Find the word "date" in the data, then copy each line where it is found.
***
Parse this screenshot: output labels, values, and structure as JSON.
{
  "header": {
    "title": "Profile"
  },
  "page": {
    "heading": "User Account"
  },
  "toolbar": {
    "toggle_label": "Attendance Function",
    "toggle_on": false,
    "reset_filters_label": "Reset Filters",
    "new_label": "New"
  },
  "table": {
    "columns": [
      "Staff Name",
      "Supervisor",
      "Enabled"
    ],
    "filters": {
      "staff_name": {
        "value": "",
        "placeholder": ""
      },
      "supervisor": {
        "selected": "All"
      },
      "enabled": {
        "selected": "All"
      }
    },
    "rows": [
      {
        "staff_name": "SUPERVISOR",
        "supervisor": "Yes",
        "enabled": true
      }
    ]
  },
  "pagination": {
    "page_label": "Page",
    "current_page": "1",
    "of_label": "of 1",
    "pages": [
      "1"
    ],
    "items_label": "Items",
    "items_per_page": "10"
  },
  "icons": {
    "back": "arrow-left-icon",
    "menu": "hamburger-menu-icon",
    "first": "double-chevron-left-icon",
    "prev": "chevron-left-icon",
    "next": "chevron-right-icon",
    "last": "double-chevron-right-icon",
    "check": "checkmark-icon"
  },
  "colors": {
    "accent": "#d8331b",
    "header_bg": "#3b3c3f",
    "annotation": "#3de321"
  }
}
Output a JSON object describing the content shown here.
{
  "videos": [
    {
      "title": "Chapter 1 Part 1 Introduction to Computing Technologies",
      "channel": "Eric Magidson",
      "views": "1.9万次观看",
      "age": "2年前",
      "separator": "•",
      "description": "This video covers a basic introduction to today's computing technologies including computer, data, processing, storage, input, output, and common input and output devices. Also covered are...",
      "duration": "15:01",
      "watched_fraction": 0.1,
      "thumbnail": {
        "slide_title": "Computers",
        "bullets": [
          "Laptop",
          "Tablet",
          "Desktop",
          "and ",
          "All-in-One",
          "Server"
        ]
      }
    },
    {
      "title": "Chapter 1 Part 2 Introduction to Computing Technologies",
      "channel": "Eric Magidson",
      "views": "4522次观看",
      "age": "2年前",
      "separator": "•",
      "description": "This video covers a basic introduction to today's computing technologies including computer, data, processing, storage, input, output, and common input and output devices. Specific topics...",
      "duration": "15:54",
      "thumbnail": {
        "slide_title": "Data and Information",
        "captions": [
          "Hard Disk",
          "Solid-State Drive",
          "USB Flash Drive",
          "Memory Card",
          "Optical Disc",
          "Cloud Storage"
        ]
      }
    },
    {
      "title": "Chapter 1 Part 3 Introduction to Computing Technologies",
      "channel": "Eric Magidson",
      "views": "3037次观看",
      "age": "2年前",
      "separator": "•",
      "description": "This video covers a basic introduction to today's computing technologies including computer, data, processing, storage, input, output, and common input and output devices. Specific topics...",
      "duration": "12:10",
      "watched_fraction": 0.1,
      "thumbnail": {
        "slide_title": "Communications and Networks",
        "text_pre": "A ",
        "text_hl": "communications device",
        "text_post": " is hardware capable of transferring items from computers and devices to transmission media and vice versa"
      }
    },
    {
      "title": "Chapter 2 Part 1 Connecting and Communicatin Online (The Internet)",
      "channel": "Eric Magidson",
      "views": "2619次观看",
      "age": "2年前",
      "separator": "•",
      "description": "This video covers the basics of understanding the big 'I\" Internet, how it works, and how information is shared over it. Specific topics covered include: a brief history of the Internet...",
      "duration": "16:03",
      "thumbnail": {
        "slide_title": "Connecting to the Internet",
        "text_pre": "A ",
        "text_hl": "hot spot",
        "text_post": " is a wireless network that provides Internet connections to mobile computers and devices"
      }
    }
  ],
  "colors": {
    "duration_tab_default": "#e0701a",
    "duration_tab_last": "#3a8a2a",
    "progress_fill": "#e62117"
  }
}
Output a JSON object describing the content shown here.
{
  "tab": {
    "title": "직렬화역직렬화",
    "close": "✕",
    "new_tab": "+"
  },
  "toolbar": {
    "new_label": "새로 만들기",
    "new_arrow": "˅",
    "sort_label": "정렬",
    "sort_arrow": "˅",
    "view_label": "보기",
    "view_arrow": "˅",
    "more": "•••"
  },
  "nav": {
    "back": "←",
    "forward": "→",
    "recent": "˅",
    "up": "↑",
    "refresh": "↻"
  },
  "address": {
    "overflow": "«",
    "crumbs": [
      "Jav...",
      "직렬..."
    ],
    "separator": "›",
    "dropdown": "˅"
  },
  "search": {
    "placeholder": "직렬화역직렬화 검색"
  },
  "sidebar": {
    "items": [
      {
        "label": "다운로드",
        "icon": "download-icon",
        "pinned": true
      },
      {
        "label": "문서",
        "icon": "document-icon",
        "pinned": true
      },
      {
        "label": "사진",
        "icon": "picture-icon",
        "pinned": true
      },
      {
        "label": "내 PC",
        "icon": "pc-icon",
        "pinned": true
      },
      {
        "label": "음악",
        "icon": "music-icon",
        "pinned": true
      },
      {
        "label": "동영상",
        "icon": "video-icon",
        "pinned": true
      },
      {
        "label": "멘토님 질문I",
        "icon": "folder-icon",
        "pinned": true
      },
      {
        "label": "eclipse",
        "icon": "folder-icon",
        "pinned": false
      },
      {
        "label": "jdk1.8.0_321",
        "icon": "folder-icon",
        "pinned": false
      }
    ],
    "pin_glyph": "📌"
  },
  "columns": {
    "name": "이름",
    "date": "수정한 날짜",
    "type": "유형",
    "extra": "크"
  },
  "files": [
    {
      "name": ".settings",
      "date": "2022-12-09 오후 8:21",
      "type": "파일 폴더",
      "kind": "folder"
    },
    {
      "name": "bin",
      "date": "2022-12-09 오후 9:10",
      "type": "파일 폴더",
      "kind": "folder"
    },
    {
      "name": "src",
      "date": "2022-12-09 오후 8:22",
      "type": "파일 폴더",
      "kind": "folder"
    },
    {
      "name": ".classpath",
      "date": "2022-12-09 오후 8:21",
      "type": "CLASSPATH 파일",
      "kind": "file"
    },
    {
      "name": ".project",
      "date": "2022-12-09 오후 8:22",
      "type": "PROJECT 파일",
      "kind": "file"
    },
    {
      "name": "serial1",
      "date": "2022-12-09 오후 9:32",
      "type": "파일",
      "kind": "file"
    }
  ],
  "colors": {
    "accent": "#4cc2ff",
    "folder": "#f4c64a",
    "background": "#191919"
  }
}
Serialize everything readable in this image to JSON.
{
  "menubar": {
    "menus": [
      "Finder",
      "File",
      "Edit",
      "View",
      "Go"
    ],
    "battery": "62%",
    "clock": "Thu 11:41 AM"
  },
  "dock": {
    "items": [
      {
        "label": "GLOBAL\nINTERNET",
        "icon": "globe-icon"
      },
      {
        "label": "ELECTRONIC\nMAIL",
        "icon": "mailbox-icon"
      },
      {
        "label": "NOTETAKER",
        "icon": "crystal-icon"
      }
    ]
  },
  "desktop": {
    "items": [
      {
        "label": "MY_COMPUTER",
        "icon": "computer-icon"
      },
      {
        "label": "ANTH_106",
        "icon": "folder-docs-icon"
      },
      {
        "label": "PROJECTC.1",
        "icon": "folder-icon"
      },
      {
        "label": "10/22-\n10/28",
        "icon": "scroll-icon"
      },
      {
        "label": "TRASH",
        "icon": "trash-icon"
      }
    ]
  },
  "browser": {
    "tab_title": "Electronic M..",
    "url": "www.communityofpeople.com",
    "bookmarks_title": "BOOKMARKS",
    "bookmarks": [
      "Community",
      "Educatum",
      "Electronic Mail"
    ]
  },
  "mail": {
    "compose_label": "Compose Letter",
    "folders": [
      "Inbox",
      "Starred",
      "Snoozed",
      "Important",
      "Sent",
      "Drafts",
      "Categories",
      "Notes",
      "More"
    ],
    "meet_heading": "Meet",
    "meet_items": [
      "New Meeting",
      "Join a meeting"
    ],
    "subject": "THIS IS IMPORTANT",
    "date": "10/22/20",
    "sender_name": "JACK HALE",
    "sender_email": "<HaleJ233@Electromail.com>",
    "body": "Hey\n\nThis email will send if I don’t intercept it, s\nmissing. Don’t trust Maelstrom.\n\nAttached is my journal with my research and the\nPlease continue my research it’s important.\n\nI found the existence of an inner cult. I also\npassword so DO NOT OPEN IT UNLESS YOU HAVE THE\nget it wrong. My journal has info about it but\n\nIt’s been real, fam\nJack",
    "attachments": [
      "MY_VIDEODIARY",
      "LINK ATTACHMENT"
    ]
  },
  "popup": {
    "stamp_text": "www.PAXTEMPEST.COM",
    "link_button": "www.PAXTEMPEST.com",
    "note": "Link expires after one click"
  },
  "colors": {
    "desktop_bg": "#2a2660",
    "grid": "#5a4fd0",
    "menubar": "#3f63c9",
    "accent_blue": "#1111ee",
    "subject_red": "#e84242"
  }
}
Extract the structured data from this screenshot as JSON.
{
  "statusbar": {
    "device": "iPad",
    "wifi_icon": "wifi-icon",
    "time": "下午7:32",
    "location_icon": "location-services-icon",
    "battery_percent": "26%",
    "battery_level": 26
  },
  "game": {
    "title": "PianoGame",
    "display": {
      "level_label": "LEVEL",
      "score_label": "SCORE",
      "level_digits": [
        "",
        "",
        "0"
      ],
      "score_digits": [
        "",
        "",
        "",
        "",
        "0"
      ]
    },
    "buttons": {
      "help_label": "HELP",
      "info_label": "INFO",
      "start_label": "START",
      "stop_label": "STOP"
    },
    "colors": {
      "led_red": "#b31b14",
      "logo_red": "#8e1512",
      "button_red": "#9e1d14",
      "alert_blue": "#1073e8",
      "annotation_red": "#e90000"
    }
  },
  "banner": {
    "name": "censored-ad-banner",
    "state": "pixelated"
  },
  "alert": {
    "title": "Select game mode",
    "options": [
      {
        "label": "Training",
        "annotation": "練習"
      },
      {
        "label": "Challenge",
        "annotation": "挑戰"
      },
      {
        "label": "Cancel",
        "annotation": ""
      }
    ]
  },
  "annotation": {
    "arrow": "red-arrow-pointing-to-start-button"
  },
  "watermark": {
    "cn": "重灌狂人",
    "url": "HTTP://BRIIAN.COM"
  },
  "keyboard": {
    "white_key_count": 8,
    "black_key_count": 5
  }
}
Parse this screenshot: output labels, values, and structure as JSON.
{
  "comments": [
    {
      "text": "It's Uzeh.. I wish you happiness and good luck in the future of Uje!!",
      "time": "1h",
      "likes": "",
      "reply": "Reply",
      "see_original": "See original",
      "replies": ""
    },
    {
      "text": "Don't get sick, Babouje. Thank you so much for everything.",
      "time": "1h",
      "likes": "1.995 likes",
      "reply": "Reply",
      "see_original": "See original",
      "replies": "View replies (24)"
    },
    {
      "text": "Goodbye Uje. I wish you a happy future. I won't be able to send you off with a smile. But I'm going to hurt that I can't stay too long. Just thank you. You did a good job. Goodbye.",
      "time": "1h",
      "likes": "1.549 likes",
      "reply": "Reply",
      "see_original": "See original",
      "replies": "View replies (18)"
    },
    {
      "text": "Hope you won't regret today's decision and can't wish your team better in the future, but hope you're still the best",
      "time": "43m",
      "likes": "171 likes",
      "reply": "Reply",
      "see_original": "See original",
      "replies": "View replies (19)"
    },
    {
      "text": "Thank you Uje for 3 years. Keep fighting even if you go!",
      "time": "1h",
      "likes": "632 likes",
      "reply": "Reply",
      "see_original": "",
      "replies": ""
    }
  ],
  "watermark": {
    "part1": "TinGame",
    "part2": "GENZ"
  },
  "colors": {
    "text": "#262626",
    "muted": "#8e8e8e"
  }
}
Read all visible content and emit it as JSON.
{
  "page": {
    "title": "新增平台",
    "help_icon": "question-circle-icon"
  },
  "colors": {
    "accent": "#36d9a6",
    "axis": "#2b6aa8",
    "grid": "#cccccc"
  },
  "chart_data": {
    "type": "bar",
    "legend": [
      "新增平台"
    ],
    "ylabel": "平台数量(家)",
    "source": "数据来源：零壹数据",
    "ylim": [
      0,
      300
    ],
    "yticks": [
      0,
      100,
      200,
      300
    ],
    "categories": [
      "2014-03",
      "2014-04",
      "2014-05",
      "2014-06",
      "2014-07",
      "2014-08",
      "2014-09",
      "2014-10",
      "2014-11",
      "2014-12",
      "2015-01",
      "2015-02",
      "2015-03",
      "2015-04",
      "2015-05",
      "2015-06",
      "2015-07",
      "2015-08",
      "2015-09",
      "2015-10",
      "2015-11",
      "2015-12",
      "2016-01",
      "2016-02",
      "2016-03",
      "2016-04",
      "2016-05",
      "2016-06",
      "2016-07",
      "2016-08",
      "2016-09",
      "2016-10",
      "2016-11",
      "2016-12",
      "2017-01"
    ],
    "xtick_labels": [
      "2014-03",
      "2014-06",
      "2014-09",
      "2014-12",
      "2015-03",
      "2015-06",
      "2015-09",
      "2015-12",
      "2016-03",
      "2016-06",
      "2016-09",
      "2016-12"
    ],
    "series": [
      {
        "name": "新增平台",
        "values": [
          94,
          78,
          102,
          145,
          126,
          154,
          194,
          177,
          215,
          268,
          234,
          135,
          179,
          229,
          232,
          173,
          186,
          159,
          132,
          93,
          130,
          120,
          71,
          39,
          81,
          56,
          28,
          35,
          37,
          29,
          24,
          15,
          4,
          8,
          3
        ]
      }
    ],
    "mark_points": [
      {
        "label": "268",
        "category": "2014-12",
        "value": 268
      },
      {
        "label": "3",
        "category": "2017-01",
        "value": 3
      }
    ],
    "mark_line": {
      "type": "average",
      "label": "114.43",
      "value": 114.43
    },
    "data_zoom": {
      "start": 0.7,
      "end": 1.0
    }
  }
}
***
RESPONSE:
    "date": "수정한 날짜",
      "date": "2022-12-09 오후 8:21",
      "date": "2022-12-09 오후 9:10",
      "date": "2022-12-09 오후 8:22",
      "date": "2022-12-09 오후 8:21",
      "date": "2022-12-09 오후 8:22",
      "date": "2022-12-09 오후 9:32",
    "date": "10/22/20",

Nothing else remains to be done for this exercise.